DIRECTIONS FOR THIS TASK
Pictures stay out of the copy. Everything else in the records must be repeated exactly.
======== DATA IN THIS EXERCISE ========
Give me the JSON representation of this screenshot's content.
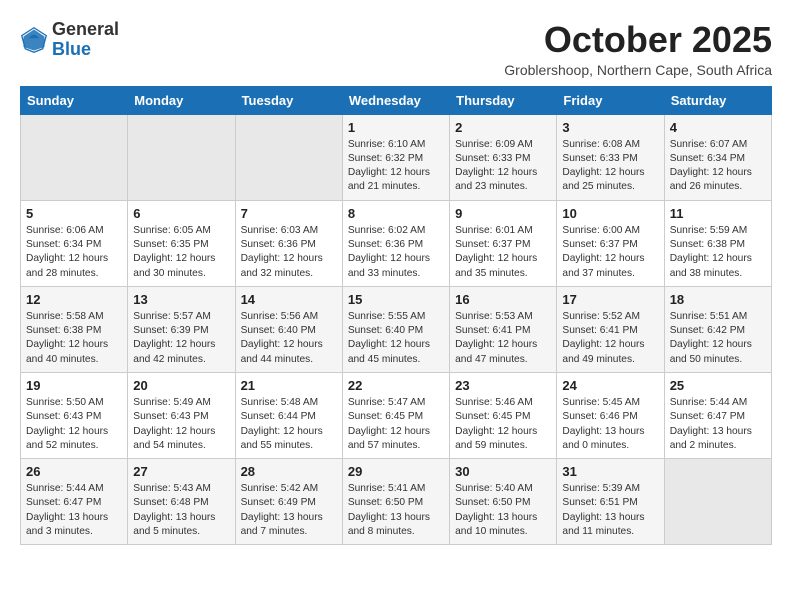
{
  "logo": {
    "general": "General",
    "blue": "Blue"
  },
  "title": "October 2025",
  "subtitle": "Groblershoop, Northern Cape, South Africa",
  "days_header": [
    "Sunday",
    "Monday",
    "Tuesday",
    "Wednesday",
    "Thursday",
    "Friday",
    "Saturday"
  ],
  "weeks": [
    [
      {
        "day": "",
        "content": ""
      },
      {
        "day": "",
        "content": ""
      },
      {
        "day": "",
        "content": ""
      },
      {
        "day": "1",
        "content": "Sunrise: 6:10 AM\nSunset: 6:32 PM\nDaylight: 12 hours\nand 21 minutes."
      },
      {
        "day": "2",
        "content": "Sunrise: 6:09 AM\nSunset: 6:33 PM\nDaylight: 12 hours\nand 23 minutes."
      },
      {
        "day": "3",
        "content": "Sunrise: 6:08 AM\nSunset: 6:33 PM\nDaylight: 12 hours\nand 25 minutes."
      },
      {
        "day": "4",
        "content": "Sunrise: 6:07 AM\nSunset: 6:34 PM\nDaylight: 12 hours\nand 26 minutes."
      }
    ],
    [
      {
        "day": "5",
        "content": "Sunrise: 6:06 AM\nSunset: 6:34 PM\nDaylight: 12 hours\nand 28 minutes."
      },
      {
        "day": "6",
        "content": "Sunrise: 6:05 AM\nSunset: 6:35 PM\nDaylight: 12 hours\nand 30 minutes."
      },
      {
        "day": "7",
        "content": "Sunrise: 6:03 AM\nSunset: 6:36 PM\nDaylight: 12 hours\nand 32 minutes."
      },
      {
        "day": "8",
        "content": "Sunrise: 6:02 AM\nSunset: 6:36 PM\nDaylight: 12 hours\nand 33 minutes."
      },
      {
        "day": "9",
        "content": "Sunrise: 6:01 AM\nSunset: 6:37 PM\nDaylight: 12 hours\nand 35 minutes."
      },
      {
        "day": "10",
        "content": "Sunrise: 6:00 AM\nSunset: 6:37 PM\nDaylight: 12 hours\nand 37 minutes."
      },
      {
        "day": "11",
        "content": "Sunrise: 5:59 AM\nSunset: 6:38 PM\nDaylight: 12 hours\nand 38 minutes."
      }
    ],
    [
      {
        "day": "12",
        "content": "Sunrise: 5:58 AM\nSunset: 6:38 PM\nDaylight: 12 hours\nand 40 minutes."
      },
      {
        "day": "13",
        "content": "Sunrise: 5:57 AM\nSunset: 6:39 PM\nDaylight: 12 hours\nand 42 minutes."
      },
      {
        "day": "14",
        "content": "Sunrise: 5:56 AM\nSunset: 6:40 PM\nDaylight: 12 hours\nand 44 minutes."
      },
      {
        "day": "15",
        "content": "Sunrise: 5:55 AM\nSunset: 6:40 PM\nDaylight: 12 hours\nand 45 minutes."
      },
      {
        "day": "16",
        "content": "Sunrise: 5:53 AM\nSunset: 6:41 PM\nDaylight: 12 hours\nand 47 minutes."
      },
      {
        "day": "17",
        "content": "Sunrise: 5:52 AM\nSunset: 6:41 PM\nDaylight: 12 hours\nand 49 minutes."
      },
      {
        "day": "18",
        "content": "Sunrise: 5:51 AM\nSunset: 6:42 PM\nDaylight: 12 hours\nand 50 minutes."
      }
    ],
    [
      {
        "day": "19",
        "content": "Sunrise: 5:50 AM\nSunset: 6:43 PM\nDaylight: 12 hours\nand 52 minutes."
      },
      {
        "day": "20",
        "content": "Sunrise: 5:49 AM\nSunset: 6:43 PM\nDaylight: 12 hours\nand 54 minutes."
      },
      {
        "day": "21",
        "content": "Sunrise: 5:48 AM\nSunset: 6:44 PM\nDaylight: 12 hours\nand 55 minutes."
      },
      {
        "day": "22",
        "content": "Sunrise: 5:47 AM\nSunset: 6:45 PM\nDaylight: 12 hours\nand 57 minutes."
      },
      {
        "day": "23",
        "content": "Sunrise: 5:46 AM\nSunset: 6:45 PM\nDaylight: 12 hours\nand 59 minutes."
      },
      {
        "day": "24",
        "content": "Sunrise: 5:45 AM\nSunset: 6:46 PM\nDaylight: 13 hours\nand 0 minutes."
      },
      {
        "day": "25",
        "content": "Sunrise: 5:44 AM\nSunset: 6:47 PM\nDaylight: 13 hours\nand 2 minutes."
      }
    ],
    [
      {
        "day": "26",
        "content": "Sunrise: 5:44 AM\nSunset: 6:47 PM\nDaylight: 13 hours\nand 3 minutes."
      },
      {
        "day": "27",
        "content": "Sunrise: 5:43 AM\nSunset: 6:48 PM\nDaylight: 13 hours\nand 5 minutes."
      },
      {
        "day": "28",
        "content": "Sunrise: 5:42 AM\nSunset: 6:49 PM\nDaylight: 13 hours\nand 7 minutes."
      },
      {
        "day": "29",
        "content": "Sunrise: 5:41 AM\nSunset: 6:50 PM\nDaylight: 13 hours\nand 8 minutes."
      },
      {
        "day": "30",
        "content": "Sunrise: 5:40 AM\nSunset: 6:50 PM\nDaylight: 13 hours\nand 10 minutes."
      },
      {
        "day": "31",
        "content": "Sunrise: 5:39 AM\nSunset: 6:51 PM\nDaylight: 13 hours\nand 11 minutes."
      },
      {
        "day": "",
        "content": ""
      }
    ]
  ]
}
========
RESULT FOR THIS TASK
Give me the JSON representation of this screenshot's content.
{
  "logo": {
    "general": "General",
    "blue": "Blue"
  },
  "title": "October 2025",
  "subtitle": "Groblershoop, Northern Cape, South Africa",
  "days_header": [
    "Sunday",
    "Monday",
    "Tuesday",
    "Wednesday",
    "Thursday",
    "Friday",
    "Saturday"
  ],
  "weeks": [
    [
      {
        "day": "",
        "content": ""
      },
      {
        "day": "",
        "content": ""
      },
      {
        "day": "",
        "content": ""
      },
      {
        "day": "1",
        "content": "Sunrise: 6:10 AM\nSunset: 6:32 PM\nDaylight: 12 hours\nand 21 minutes."
      },
      {
        "day": "2",
        "content": "Sunrise: 6:09 AM\nSunset: 6:33 PM\nDaylight: 12 hours\nand 23 minutes."
      },
      {
        "day": "3",
        "content": "Sunrise: 6:08 AM\nSunset: 6:33 PM\nDaylight: 12 hours\nand 25 minutes."
      },
      {
        "day": "4",
        "content": "Sunrise: 6:07 AM\nSunset: 6:34 PM\nDaylight: 12 hours\nand 26 minutes."
      }
    ],
    [
      {
        "day": "5",
        "content": "Sunrise: 6:06 AM\nSunset: 6:34 PM\nDaylight: 12 hours\nand 28 minutes."
      },
      {
        "day": "6",
        "content": "Sunrise: 6:05 AM\nSunset: 6:35 PM\nDaylight: 12 hours\nand 30 minutes."
      },
      {
        "day": "7",
        "content": "Sunrise: 6:03 AM\nSunset: 6:36 PM\nDaylight: 12 hours\nand 32 minutes."
      },
      {
        "day": "8",
        "content": "Sunrise: 6:02 AM\nSunset: 6:36 PM\nDaylight: 12 hours\nand 33 minutes."
      },
      {
        "day": "9",
        "content": "Sunrise: 6:01 AM\nSunset: 6:37 PM\nDaylight: 12 hours\nand 35 minutes."
      },
      {
        "day": "10",
        "content": "Sunrise: 6:00 AM\nSunset: 6:37 PM\nDaylight: 12 hours\nand 37 minutes."
      },
      {
        "day": "11",
        "content": "Sunrise: 5:59 AM\nSunset: 6:38 PM\nDaylight: 12 hours\nand 38 minutes."
      }
    ],
    [
      {
        "day": "12",
        "content": "Sunrise: 5:58 AM\nSunset: 6:38 PM\nDaylight: 12 hours\nand 40 minutes."
      },
      {
        "day": "13",
        "content": "Sunrise: 5:57 AM\nSunset: 6:39 PM\nDaylight: 12 hours\nand 42 minutes."
      },
      {
        "day": "14",
        "content": "Sunrise: 5:56 AM\nSunset: 6:40 PM\nDaylight: 12 hours\nand 44 minutes."
      },
      {
        "day": "15",
        "content": "Sunrise: 5:55 AM\nSunset: 6:40 PM\nDaylight: 12 hours\nand 45 minutes."
      },
      {
        "day": "16",
        "content": "Sunrise: 5:53 AM\nSunset: 6:41 PM\nDaylight: 12 hours\nand 47 minutes."
      },
      {
        "day": "17",
        "content": "Sunrise: 5:52 AM\nSunset: 6:41 PM\nDaylight: 12 hours\nand 49 minutes."
      },
      {
        "day": "18",
        "content": "Sunrise: 5:51 AM\nSunset: 6:42 PM\nDaylight: 12 hours\nand 50 minutes."
      }
    ],
    [
      {
        "day": "19",
        "content": "Sunrise: 5:50 AM\nSunset: 6:43 PM\nDaylight: 12 hours\nand 52 minutes."
      },
      {
        "day": "20",
        "content": "Sunrise: 5:49 AM\nSunset: 6:43 PM\nDaylight: 12 hours\nand 54 minutes."
      },
      {
        "day": "21",
        "content": "Sunrise: 5:48 AM\nSunset: 6:44 PM\nDaylight: 12 hours\nand 55 minutes."
      },
      {
        "day": "22",
        "content": "Sunrise: 5:47 AM\nSunset: 6:45 PM\nDaylight: 12 hours\nand 57 minutes."
      },
      {
        "day": "23",
        "content": "Sunrise: 5:46 AM\nSunset: 6:45 PM\nDaylight: 12 hours\nand 59 minutes."
      },
      {
        "day": "24",
        "content": "Sunrise: 5:45 AM\nSunset: 6:46 PM\nDaylight: 13 hours\nand 0 minutes."
      },
      {
        "day": "25",
        "content": "Sunrise: 5:44 AM\nSunset: 6:47 PM\nDaylight: 13 hours\nand 2 minutes."
      }
    ],
    [
      {
        "day": "26",
        "content": "Sunrise: 5:44 AM\nSunset: 6:47 PM\nDaylight: 13 hours\nand 3 minutes."
      },
      {
        "day": "27",
        "content": "Sunrise: 5:43 AM\nSunset: 6:48 PM\nDaylight: 13 hours\nand 5 minutes."
      },
      {
        "day": "28",
        "content": "Sunrise: 5:42 AM\nSunset: 6:49 PM\nDaylight: 13 hours\nand 7 minutes."
      },
      {
        "day": "29",
        "content": "Sunrise: 5:41 AM\nSunset: 6:50 PM\nDaylight: 13 hours\nand 8 minutes."
      },
      {
        "day": "30",
        "content": "Sunrise: 5:40 AM\nSunset: 6:50 PM\nDaylight: 13 hours\nand 10 minutes."
      },
      {
        "day": "31",
        "content": "Sunrise: 5:39 AM\nSunset: 6:51 PM\nDaylight: 13 hours\nand 11 minutes."
      },
      {
        "day": "",
        "content": ""
      }
    ]
  ]
}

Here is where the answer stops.